##### Excerpted records
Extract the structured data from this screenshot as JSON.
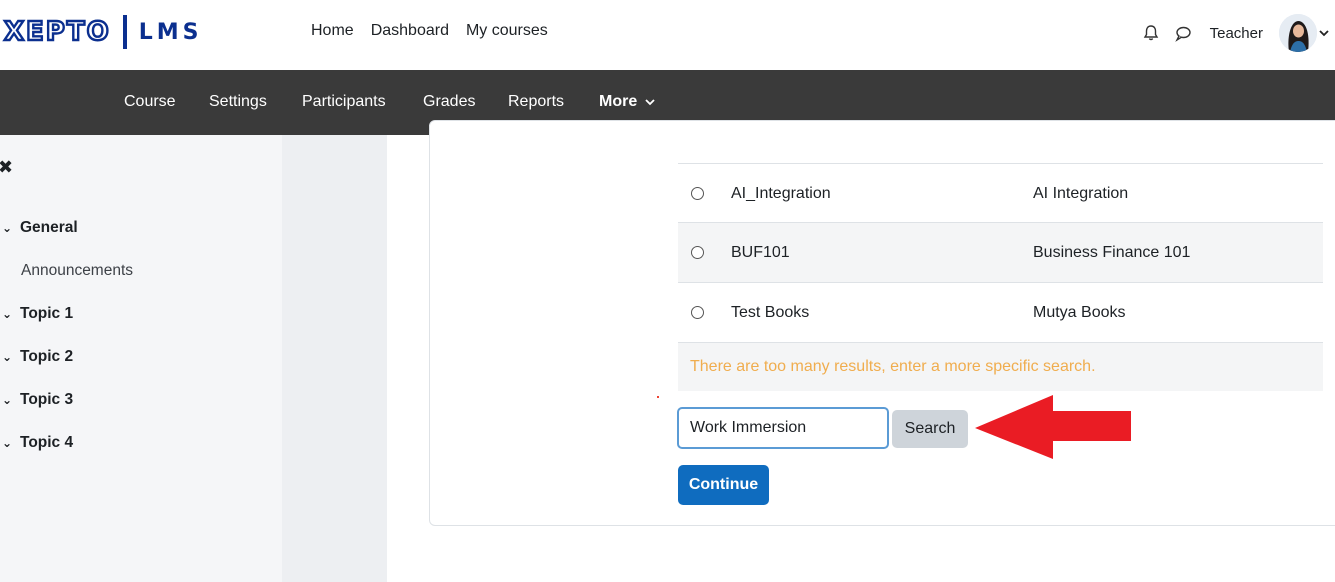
{
  "brand": {
    "name": "XEPTO",
    "product": "LMS",
    "color": "#0b2f8f"
  },
  "primary_nav": [
    "Home",
    "Dashboard",
    "My courses"
  ],
  "user": {
    "name": "Teacher",
    "icons": [
      "bell-icon",
      "chat-icon",
      "chevron-down-icon"
    ]
  },
  "secondary_nav": {
    "items": [
      "Course",
      "Settings",
      "Participants",
      "Grades",
      "Reports"
    ],
    "more": "More",
    "active": "More"
  },
  "drawer": {
    "close_icon": "close-icon",
    "sections": [
      {
        "label": "General",
        "expanded": true,
        "children": [
          "Announcements"
        ]
      },
      {
        "label": "Topic 1",
        "expanded": true,
        "children": []
      },
      {
        "label": "Topic 2",
        "expanded": true,
        "children": []
      },
      {
        "label": "Topic 3",
        "expanded": true,
        "children": []
      },
      {
        "label": "Topic 4",
        "expanded": true,
        "children": []
      }
    ]
  },
  "results": [
    {
      "shortname": "AI_Integration",
      "fullname": "AI Integration",
      "selected": false
    },
    {
      "shortname": "BUF101",
      "fullname": "Business Finance 101",
      "selected": false
    },
    {
      "shortname": "Test Books",
      "fullname": "Mutya Books",
      "selected": false
    }
  ],
  "warning": "There are too many results, enter a more specific search.",
  "search": {
    "value": "Work Immersion",
    "button": "Search"
  },
  "continue_label": "Continue",
  "colors": {
    "primary": "#0f6cbf",
    "warning": "#f0ad4e",
    "annotation_arrow": "#ea1c24",
    "navbar_dark": "#3a3a3a"
  }
}
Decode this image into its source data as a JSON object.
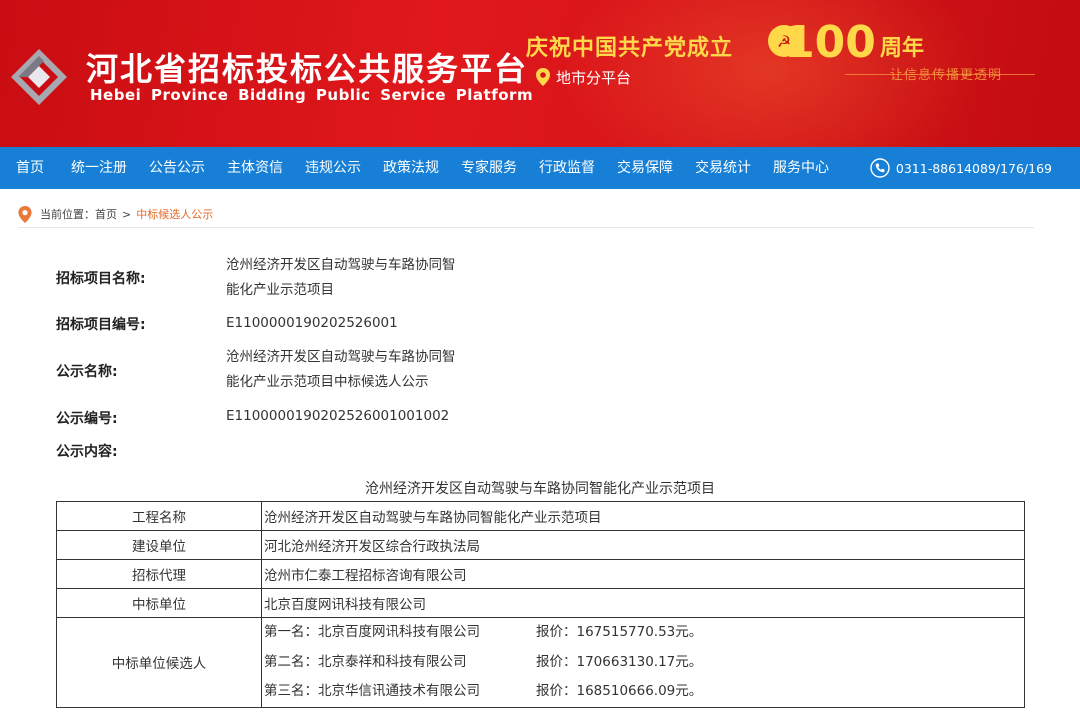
{
  "header": {
    "site_name_cn": "河北省招标投标公共服务平台",
    "site_name_en": "Hebei Province Bidding Public Service Platform",
    "celebrate_text": "庆祝中国共产党成立",
    "anniversary_number": "100",
    "anniversary_suffix": "周年",
    "sub_platform": "地市分平台",
    "slogan": "让信息传播更透明",
    "colors": {
      "banner_red": "#d41418",
      "gold": "#ffd84a"
    }
  },
  "nav": {
    "items": [
      "首页",
      "统一注册",
      "公告公示",
      "主体资信",
      "违规公示",
      "政策法规",
      "专家服务",
      "行政监督",
      "交易保障",
      "交易统计",
      "服务中心"
    ],
    "phone": "0311-88614089/176/169",
    "color": "#1780d6"
  },
  "breadcrumb": {
    "prefix": "当前位置：",
    "home": "首页",
    "separator": ">",
    "current": "中标候选人公示"
  },
  "fields": {
    "project_name_label": "招标项目名称:",
    "project_name_line1": "沧州经济开发区自动驾驶与车路协同智",
    "project_name_line2": "能化产业示范项目",
    "project_code_label": "招标项目编号:",
    "project_code": "E1100000190202526001",
    "notice_name_label": "公示名称:",
    "notice_name_line1": "沧州经济开发区自动驾驶与车路协同智",
    "notice_name_line2": "能化产业示范项目中标候选人公示",
    "notice_code_label": "公示编号:",
    "notice_code": "E1100000190202526001001002",
    "notice_content_label": "公示内容:"
  },
  "content": {
    "title": "沧州经济开发区自动驾驶与车路协同智能化产业示范项目",
    "table": {
      "project_label": "工程名称",
      "project_value": "沧州经济开发区自动驾驶与车路协同智能化产业示范项目",
      "owner_label": "建设单位",
      "owner_value": "河北沧州经济开发区综合行政执法局",
      "agent_label": "招标代理",
      "agent_value": "沧州市仁泰工程招标咨询有限公司",
      "winner_label": "中标单位",
      "winner_value": "北京百度网讯科技有限公司",
      "candidates_label": "中标单位候选人",
      "candidates": [
        {
          "name": "第一名：北京百度网讯科技有限公司",
          "price": "报价：167515770.53元。"
        },
        {
          "name": "第二名：北京泰祥和科技有限公司",
          "price": "报价：170663130.17元。"
        },
        {
          "name": "第三名：北京华信讯通技术有限公司",
          "price": "报价：168510666.09元。"
        }
      ]
    }
  }
}
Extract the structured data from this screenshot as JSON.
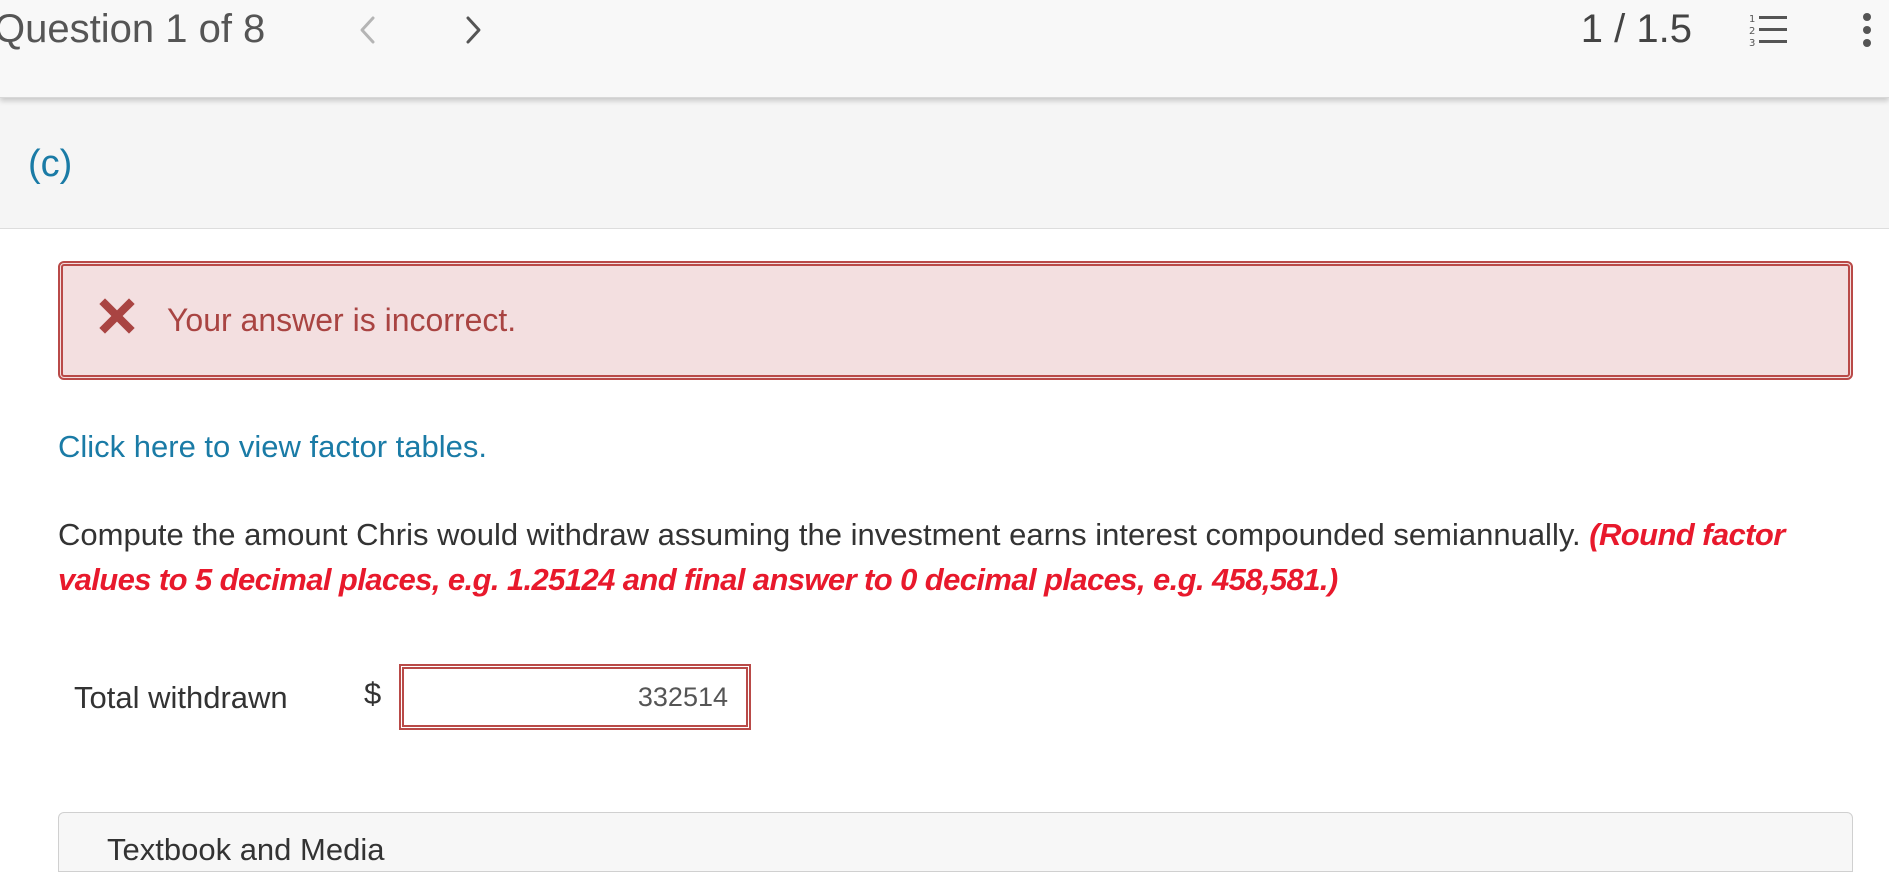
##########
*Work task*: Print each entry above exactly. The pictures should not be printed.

*Result for this task*:
Extract the structured data from this screenshot as JSON.
{
  "brand": {
    "name": "XEPTO",
    "product": "LMS",
    "color": "#0b2f8f"
  },
  "primary_nav": [
    "Home",
    "Dashboard",
    "My courses"
  ],
  "user": {
    "name": "Teacher",
    "icons": [
      "bell-icon",
      "chat-icon",
      "chevron-down-icon"
    ]
  },
  "secondary_nav": {
    "items": [
      "Course",
      "Settings",
      "Participants",
      "Grades",
      "Reports"
    ],
    "more": "More",
    "active": "More"
  },
  "drawer": {
    "close_icon": "close-icon",
    "sections": [
      {
        "label": "General",
        "expanded": true,
        "children": [
          "Announcements"
        ]
      },
      {
        "label": "Topic 1",
        "expanded": true,
        "children": []
      },
      {
        "label": "Topic 2",
        "expanded": true,
        "children": []
      },
      {
        "label": "Topic 3",
        "expanded": true,
        "children": []
      },
      {
        "label": "Topic 4",
        "expanded": true,
        "children": []
      }
    ]
  },
  "results": [
    {
      "shortname": "AI_Integration",
      "fullname": "AI Integration",
      "selected": false
    },
    {
      "shortname": "BUF101",
      "fullname": "Business Finance 101",
      "selected": false
    },
    {
      "shortname": "Test Books",
      "fullname": "Mutya Books",
      "selected": false
    }
  ],
  "warning": "There are too many results, enter a more specific search.",
  "search": {
    "value": "Work Immersion",
    "button": "Search"
  },
  "continue_label": "Continue",
  "colors": {
    "primary": "#0f6cbf",
    "warning": "#f0ad4e",
    "annotation_arrow": "#ea1c24",
    "navbar_dark": "#3a3a3a"
  }
}
Decode this image into its source data as a JSON object.
{
  "header": {
    "site_name_cn": "河北省招标投标公共服务平台",
    "site_name_en": "Hebei Province Bidding Public Service Platform",
    "celebrate_text": "庆祝中国共产党成立",
    "anniversary_number": "100",
    "anniversary_suffix": "周年",
    "sub_platform": "地市分平台",
    "slogan": "让信息传播更透明",
    "colors": {
      "banner_red": "#d41418",
      "gold": "#ffd84a"
    }
  },
  "nav": {
    "items": [
      "首页",
      "统一注册",
      "公告公示",
      "主体资信",
      "违规公示",
      "政策法规",
      "专家服务",
      "行政监督",
      "交易保障",
      "交易统计",
      "服务中心"
    ],
    "phone": "0311-88614089/176/169",
    "color": "#1780d6"
  },
  "breadcrumb": {
    "prefix": "当前位置：",
    "home": "首页",
    "separator": ">",
    "current": "中标候选人公示"
  },
  "fields": {
    "project_name_label": "招标项目名称:",
    "project_name_line1": "沧州经济开发区自动驾驶与车路协同智",
    "project_name_line2": "能化产业示范项目",
    "project_code_label": "招标项目编号:",
    "project_code": "E1100000190202526001",
    "notice_name_label": "公示名称:",
    "notice_name_line1": "沧州经济开发区自动驾驶与车路协同智",
    "notice_name_line2": "能化产业示范项目中标候选人公示",
    "notice_code_label": "公示编号:",
    "notice_code": "E1100000190202526001001002",
    "notice_content_label": "公示内容:"
  },
  "content": {
    "title": "沧州经济开发区自动驾驶与车路协同智能化产业示范项目",
    "table": {
      "project_label": "工程名称",
      "project_value": "沧州经济开发区自动驾驶与车路协同智能化产业示范项目",
      "owner_label": "建设单位",
      "owner_value": "河北沧州经济开发区综合行政执法局",
      "agent_label": "招标代理",
      "agent_value": "沧州市仁泰工程招标咨询有限公司",
      "winner_label": "中标单位",
      "winner_value": "北京百度网讯科技有限公司",
      "candidates_label": "中标单位候选人",
      "candidates": [
        {
          "name": "第一名：北京百度网讯科技有限公司",
          "price": "报价：167515770.53元。"
        },
        {
          "name": "第二名：北京泰祥和科技有限公司",
          "price": "报价：170663130.17元。"
        },
        {
          "name": "第三名：北京华信讯通技术有限公司",
          "price": "报价：168510666.09元。"
        }
      ]
    }
  }
}
Extract the structured data from this screenshot as JSON.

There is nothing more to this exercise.